I recently watched (for the first time) the movie adaptation of: The Perks of Being a Wallflower by Stephen Chbosky. I had heard that the book/movie was labeled ‘controversial’ so I wanted to judge for myself. I didn’t seek out the movie, but did watch it when I saw it was on; thus starts the journey…
Serious spoilers ahead.
So, the only thing that I knew about this so called ‘controversial’ book/movie was that a kid committed suicide, that it had an impact on other characters, and that the ‘controversial’ label got the book banned in a lot of places.
What I didn’t know, is that the suicide was only a small part of the story, I really thought that the main character (Charlie) was the one to commit suicide. While watching the movie, I really started to wonder if Charlie would commit suicide – since it mentioned that his best friend committed suicide a year prior to the book/movie’s timeline.
Anyway, lets get some of the quote ‘controversial bits’ listed before going any further, they are often about the following underlined ‘topics’:
- suicide – a friend of Charlie’s commits suicide a year before the story’s timeline; in the movie’s adaptation it’s implied that Charlie considers suicide while in an altered emotional state – remembering his aunt’s attempts (healed slit wrists) while turning to look at a knife on the kitchen counter
- smoking (chain smoking) by adolescents – occurs the book, not in the movie
- drug use / drug dealing by high school / early college aged adolescents – pot, LSD, uppers, etc. and their ‘effects’
- under age drinking
- adolescents having sex
- homosexuality – one of the main supporting characters is openly gay and actively participates in homosexual encounters (book); a secondary supporting character in the book states that she wants to explore lesbianism
- molestation – Charlie is molested by his aunt; a main supporting character is stated as had been molested/raped by a family friend
- rape – there is a scene in the book where Charlie witnesses a rape when he was younger
- abortion – Charlie’s sister, in the book, has an abortion
Okay… so, first impressions. Wow. The movie was very moving, and I understand how it got so many accolades. I enjoyed the movie, even used a line from it for my email signature of the week:
“I saw this tree. But it was a dragon. Then it was a tree again. It just lied to me.”
– Charlie / The Perks of Being a Wallflower (2012)
I didn’t really see why it was so ‘controversial’… this meant that I had to read the book, as we know, the book is almost always better than the movie adaptation. I was intrigued to find out that Stephen Chbosky, the author, also wrote the movie’s screen play and directed the movie – that’s very rare!
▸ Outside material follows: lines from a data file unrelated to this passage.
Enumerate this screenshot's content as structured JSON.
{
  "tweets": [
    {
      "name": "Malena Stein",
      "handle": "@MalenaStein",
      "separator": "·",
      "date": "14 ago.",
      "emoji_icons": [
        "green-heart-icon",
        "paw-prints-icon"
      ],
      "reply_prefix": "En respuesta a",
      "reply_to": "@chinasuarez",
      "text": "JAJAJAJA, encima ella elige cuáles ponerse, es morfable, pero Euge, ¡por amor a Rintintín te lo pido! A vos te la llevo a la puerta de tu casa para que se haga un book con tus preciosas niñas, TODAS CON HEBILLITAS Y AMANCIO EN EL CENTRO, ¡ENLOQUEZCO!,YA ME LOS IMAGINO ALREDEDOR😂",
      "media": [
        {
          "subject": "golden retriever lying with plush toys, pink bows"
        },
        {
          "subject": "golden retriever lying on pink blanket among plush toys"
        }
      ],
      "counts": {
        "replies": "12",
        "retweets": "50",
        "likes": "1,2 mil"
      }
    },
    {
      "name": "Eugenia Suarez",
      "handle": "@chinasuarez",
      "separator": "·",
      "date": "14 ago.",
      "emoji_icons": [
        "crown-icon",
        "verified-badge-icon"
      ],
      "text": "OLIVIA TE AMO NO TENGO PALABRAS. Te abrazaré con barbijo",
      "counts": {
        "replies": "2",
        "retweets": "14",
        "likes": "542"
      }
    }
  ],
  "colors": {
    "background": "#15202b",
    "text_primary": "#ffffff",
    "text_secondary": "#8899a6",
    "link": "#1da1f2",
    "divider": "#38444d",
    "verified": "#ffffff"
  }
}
So I started reading the book immediately after watching the movie. I didn’t get very far because it was late on a Sunday night. Before going to work, I searched the school’s library catalog to see if they had a copy of the book. I found it interesting that it wasn’t listed.
Obviously the ‘controversial’ bits probably had something to do with it.
I don’t remember if it was that Monday or Tuesday, but I visited the library and started chatting with the Librarian. I plainly said that I found it odd that the library didn’t have a particular book. She knew exactly what I was talking about (because of my email signature – since I had sent at least two or three mass emails with the quote listed above). She started to say that the school did a have a copy but she pulled it. She mentioned that she quickly decided after “the first ten pages…”
Huh. I was way past the first ten pages, and I didn’t recall anything that was so ‘over the top’ to force ‘banning’ the book… then again I work at a private religious high school.
Anyway, our conversation was cut VERY short and I went about my business motivated even more to finish the book.
Today I had time to finish the book. I don’t think it’s overly ‘controversial’ at all. Just look at what’s on TV now days. There are are much more graphic events taking place on weekly tv shows, heck I could list shows that would fall under one or more of the ‘controversial’ list outlined above on a weekly basis. Lets not even mention what’s found on the Internet. LOL
What I found really interesting after finishing the book – was reading the “Reading Group Guide” at the end of the Kindle edition – one part stood out (reinforcing the ‘controversial’ labeling):
“The Perks of Being a Wallflower has been included on the American Library Association’s annual “10 Most Frequently Challenged Books” list five times in the past ten years.”
It also made the list at #10 of the Top 100 Banned/Challenged Books: 2000-2009
I wondered – didn’t I see the book cover on some reading list poster advertised at the school within the last year or two? I couldn’t verify that, but I did prompt me to look at the current reading lists that the school’s library promotes. Of the two, one of them currently lists – The Perks of Being a Wallflower – as one of the books. That list is from the Illinois State Library – Read for a Lifetime 2013-2014
Fascinating that a book that was pulled from the school’s shelves is currently on one of the reading lists that the school’s library is promoting/encouraging students to read. It will be interesting to see how the librarian responds to this ‘insight’.
The Perks of Being a Wallflower
Official Book Site • Goodreads • Wikipedia
Official Movie Site • IMDB • Wikipedia